What if it happened during the day?


I have been wondering: What if the collision had happened during the day and not at nighttime, in the dark?
Let's assume for the sake of a discussion that the circumstances of the collision were exactly the same (as in: same iceberg, same position of other ships, same ammount of damage at the same locations and so on). What could happen differently?

Personally I think the biggest advantage would have been the fact that passengers would not have been asleep, so it would have been easier to warn them of the danger (more people would probably have seen the collision with their own eyes as they would have been on the promenade and the upper decks) - therefore perhaps the passengers would have realised the danger faster and the first boats would not have been as empty as they were in real life?
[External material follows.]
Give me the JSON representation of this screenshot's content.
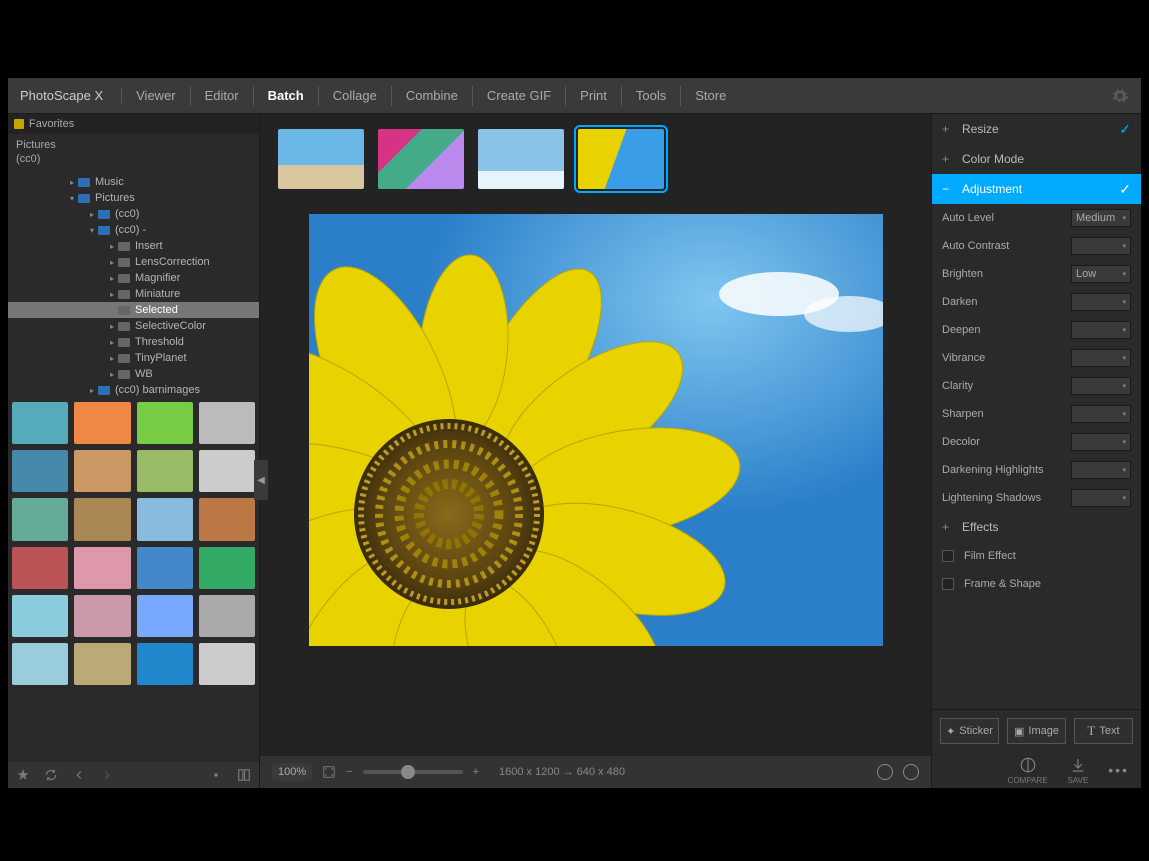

What is your opinion? What would have been different?
If it had happened in the day, I don't think there would have been a collision in the first place. They would have seen the danger in plenty of time to see and avoid it.

Adam Went

If, hypothetically, the ship had still hit the iceberg during the day then i'm not sure there would be a great deal of difference, other than the already mentioned fact that the majority of the passengers would be up and about and everything would be able to be seen more clearly. I'm not sure whether this is a good thing or a bad thing, as more passengers may have panicked/entered lifeboats, or it might have had the reverse effect. Also passengers in the water might have stood a slightly better chance of survival than they did when they entered the water in the early hours of the morning, but overall I think the differences would actually be quite minimal.

>>Of course, that's what I thought too, but this is a "what if"<<

That was my take on the what if. Daylight = you can see it = you can avoid it = you DO avoid it = history could care less about Titanic because nothing would have happened.

With that out of the way, if the accident had happened as it did in the same fashion it did in the real waking world, I doubt the outcome would have been signifigently different for some of the reasons which Adam mentioned, but also because with the damage being the same, the results are that the ship still sinks.

I think it might...notice that I say MIGHT...have made a difference in how the boats were loaded as people could see what would have been going on and would have been a bit less reluctant to enter the boats when offered a seat.
Anyone who thinks the accident could not have happened in the daytime has never been in really heavy fog. You can be right on top of something and you don't see it until it's too late, even in daytime.

The outcome might actually have been somewhat worse, too. Radio doesn't transmit as far during daylight hours, which might have prevented some ships from receiving distress calls, given the limitations of 1912 Marconi equipment, though I'll leave that question to those with more actual knowledge of the topic. But if you think the disaster was bad the way it happened, imagine it with no Carpathia arriving.
It happened at night. History does not reveal its alternatives.

-- David G. Brown

Very true. But one's imagination can. For example, suppose a helm order was given to avoid a danger, and for some unknown reason the helm jams at a critical moment, and there is no way to avoid a collision. This actually happened to HMS Hawke when she struck Olympic in Sep 1911.
If it had happened during the day, the chain of the events would have ocurred in more or less the same way... but there would have been a lot of complaints about the incompetence of the White Star's staff for not avoiding the iceberg in the first place.

Adam Went

If it had happened during the day, Captain Smith probably would have been on the bridge, and would he have taken a different course of action to Murdoch?? ;-)